(Items from a data source)
————————
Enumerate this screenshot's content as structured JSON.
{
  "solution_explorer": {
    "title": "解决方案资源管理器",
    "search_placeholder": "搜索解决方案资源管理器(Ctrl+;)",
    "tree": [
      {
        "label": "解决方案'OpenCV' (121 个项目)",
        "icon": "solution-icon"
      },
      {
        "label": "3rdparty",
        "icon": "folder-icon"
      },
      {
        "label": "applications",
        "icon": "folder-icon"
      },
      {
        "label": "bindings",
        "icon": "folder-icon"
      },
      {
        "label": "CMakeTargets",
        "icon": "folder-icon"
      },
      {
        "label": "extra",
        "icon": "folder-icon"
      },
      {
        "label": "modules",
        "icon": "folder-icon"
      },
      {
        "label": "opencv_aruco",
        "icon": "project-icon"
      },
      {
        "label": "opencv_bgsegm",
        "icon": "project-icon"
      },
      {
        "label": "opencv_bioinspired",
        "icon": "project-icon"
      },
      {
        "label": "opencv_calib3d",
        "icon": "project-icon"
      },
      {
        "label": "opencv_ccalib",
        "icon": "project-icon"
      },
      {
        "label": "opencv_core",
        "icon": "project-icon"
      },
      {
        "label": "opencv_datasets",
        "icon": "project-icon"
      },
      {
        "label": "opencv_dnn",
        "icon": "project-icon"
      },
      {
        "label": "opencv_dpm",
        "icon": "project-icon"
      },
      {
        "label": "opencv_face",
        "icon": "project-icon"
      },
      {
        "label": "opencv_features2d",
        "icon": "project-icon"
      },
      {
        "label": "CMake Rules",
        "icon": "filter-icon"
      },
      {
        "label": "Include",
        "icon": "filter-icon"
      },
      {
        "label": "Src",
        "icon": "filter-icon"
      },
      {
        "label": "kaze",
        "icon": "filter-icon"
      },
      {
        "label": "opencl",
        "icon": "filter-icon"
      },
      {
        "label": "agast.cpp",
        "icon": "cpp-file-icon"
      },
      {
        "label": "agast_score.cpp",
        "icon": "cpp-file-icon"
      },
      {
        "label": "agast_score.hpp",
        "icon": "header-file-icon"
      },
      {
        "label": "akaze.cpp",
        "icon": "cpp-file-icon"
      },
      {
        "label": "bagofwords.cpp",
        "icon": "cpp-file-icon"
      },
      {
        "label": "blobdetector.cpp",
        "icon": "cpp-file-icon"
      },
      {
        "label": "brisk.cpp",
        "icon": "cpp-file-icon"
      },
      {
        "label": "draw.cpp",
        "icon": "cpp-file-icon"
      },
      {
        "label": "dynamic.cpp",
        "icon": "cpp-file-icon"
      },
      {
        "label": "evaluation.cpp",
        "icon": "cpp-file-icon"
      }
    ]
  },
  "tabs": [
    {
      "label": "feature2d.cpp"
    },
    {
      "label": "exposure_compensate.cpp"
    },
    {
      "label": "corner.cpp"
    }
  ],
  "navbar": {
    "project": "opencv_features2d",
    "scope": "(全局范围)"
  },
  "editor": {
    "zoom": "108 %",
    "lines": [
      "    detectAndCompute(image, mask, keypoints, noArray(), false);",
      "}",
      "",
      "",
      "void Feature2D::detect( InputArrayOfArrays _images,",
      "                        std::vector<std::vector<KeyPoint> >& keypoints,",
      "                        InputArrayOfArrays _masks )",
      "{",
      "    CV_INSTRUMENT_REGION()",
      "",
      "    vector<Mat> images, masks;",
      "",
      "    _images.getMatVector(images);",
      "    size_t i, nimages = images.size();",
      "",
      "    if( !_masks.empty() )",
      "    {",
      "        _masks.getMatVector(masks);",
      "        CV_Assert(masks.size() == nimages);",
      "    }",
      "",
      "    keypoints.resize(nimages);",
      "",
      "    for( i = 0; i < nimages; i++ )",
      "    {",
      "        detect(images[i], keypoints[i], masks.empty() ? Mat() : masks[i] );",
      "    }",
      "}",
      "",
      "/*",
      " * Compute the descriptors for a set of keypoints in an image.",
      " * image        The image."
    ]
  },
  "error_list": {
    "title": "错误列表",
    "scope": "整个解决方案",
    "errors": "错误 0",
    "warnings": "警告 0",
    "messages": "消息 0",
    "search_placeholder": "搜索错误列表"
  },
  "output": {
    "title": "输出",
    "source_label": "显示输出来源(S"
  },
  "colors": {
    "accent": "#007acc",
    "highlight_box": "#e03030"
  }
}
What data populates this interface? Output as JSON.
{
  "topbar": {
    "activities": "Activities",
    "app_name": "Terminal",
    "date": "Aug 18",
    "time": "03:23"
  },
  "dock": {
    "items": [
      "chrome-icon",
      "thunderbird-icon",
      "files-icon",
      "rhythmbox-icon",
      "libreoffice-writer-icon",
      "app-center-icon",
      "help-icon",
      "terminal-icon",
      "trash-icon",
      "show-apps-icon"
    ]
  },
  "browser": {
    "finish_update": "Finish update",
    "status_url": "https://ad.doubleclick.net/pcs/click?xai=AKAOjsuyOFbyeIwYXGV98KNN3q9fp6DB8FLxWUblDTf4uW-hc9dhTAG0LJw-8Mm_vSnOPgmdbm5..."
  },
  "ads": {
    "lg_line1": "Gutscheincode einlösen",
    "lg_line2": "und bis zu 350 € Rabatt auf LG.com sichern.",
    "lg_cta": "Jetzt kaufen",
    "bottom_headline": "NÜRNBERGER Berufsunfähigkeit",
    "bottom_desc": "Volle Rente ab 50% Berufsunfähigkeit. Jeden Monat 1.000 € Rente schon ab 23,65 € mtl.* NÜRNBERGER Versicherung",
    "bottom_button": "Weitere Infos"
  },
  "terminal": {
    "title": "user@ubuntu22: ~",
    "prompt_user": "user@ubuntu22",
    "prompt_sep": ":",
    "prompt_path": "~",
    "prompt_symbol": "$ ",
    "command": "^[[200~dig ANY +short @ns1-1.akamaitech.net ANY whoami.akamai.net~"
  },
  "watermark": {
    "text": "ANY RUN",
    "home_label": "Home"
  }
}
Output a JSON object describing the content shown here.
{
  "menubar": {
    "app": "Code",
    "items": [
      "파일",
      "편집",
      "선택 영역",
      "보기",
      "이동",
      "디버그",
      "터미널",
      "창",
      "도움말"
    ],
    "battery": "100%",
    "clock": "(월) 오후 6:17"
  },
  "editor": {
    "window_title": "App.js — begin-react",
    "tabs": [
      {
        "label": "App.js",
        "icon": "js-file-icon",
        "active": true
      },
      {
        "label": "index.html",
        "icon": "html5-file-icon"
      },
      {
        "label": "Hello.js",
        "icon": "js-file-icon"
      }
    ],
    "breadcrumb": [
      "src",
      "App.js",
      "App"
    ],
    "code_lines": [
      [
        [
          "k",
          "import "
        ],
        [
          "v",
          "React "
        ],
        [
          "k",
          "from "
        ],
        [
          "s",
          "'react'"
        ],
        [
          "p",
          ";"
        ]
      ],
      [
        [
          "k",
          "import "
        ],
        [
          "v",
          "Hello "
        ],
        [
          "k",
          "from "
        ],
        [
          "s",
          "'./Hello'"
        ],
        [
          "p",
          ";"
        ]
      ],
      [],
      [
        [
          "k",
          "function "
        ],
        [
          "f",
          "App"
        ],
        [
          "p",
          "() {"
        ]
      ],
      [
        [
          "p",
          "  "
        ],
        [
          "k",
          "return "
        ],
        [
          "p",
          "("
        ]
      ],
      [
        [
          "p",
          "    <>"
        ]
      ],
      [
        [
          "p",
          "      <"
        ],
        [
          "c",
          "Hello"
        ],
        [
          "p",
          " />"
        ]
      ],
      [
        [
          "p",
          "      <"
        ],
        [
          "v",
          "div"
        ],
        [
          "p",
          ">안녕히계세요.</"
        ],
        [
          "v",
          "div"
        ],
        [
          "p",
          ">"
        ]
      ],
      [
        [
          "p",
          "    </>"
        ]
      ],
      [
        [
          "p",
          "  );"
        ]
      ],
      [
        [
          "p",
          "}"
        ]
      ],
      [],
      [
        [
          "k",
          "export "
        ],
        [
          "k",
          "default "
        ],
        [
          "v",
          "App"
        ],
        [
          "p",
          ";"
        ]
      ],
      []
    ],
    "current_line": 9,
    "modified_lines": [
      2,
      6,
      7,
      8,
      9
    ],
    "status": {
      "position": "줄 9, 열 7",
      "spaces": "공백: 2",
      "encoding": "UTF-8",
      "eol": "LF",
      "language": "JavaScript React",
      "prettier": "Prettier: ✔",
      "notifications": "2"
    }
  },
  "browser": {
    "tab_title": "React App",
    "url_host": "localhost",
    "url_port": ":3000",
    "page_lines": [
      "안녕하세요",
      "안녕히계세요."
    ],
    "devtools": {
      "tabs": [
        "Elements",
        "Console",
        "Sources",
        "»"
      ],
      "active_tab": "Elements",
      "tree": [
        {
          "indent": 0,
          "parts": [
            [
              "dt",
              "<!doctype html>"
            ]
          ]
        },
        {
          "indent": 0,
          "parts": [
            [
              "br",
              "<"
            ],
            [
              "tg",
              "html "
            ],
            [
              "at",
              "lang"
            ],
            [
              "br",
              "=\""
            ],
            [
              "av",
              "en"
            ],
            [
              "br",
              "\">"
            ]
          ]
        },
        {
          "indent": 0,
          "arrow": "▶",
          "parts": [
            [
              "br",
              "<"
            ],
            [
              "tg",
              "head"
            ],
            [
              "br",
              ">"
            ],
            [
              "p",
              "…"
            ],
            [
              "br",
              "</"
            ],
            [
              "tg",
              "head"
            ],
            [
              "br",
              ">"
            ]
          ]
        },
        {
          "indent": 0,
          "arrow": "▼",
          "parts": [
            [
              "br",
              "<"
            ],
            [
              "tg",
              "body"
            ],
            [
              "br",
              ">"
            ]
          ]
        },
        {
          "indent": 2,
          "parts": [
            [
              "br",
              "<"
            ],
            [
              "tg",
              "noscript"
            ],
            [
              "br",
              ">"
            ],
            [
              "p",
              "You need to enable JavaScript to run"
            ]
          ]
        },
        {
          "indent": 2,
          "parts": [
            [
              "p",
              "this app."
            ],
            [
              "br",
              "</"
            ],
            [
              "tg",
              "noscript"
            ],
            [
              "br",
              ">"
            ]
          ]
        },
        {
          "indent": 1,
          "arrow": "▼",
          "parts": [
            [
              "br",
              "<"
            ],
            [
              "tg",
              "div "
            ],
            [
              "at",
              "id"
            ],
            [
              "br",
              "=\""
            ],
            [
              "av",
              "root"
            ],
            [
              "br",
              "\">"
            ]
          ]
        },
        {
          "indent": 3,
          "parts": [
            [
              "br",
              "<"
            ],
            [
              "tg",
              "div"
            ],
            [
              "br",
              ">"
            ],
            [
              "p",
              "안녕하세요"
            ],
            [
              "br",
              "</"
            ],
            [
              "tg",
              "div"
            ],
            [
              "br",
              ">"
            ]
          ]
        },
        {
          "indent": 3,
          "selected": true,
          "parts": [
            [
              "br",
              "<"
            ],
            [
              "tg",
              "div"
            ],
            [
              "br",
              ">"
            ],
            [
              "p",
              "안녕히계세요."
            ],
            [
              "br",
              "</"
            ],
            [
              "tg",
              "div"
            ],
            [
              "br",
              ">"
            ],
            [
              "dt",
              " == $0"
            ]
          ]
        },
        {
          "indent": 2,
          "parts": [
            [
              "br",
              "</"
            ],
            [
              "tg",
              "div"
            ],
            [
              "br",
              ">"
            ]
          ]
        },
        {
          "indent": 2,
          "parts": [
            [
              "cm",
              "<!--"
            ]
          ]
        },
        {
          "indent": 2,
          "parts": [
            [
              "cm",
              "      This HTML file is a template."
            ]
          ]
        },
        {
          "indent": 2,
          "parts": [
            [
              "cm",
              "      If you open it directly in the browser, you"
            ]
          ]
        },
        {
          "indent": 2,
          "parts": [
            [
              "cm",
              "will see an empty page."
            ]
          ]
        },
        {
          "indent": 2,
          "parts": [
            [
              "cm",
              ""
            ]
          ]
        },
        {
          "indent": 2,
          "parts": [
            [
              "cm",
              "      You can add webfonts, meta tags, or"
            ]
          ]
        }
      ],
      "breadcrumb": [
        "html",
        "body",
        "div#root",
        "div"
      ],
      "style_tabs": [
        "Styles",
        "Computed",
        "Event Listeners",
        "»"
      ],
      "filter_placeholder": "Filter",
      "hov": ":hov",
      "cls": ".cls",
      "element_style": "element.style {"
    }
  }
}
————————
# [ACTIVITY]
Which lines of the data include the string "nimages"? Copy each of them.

# [ANSWER TO THE PROBLEM]
      "    size_t i, nimages = images.size();",
      "        CV_Assert(masks.size() == nimages);",
      "    keypoints.resize(nimages);",
      "    for( i = 0; i < nimages; i++ )",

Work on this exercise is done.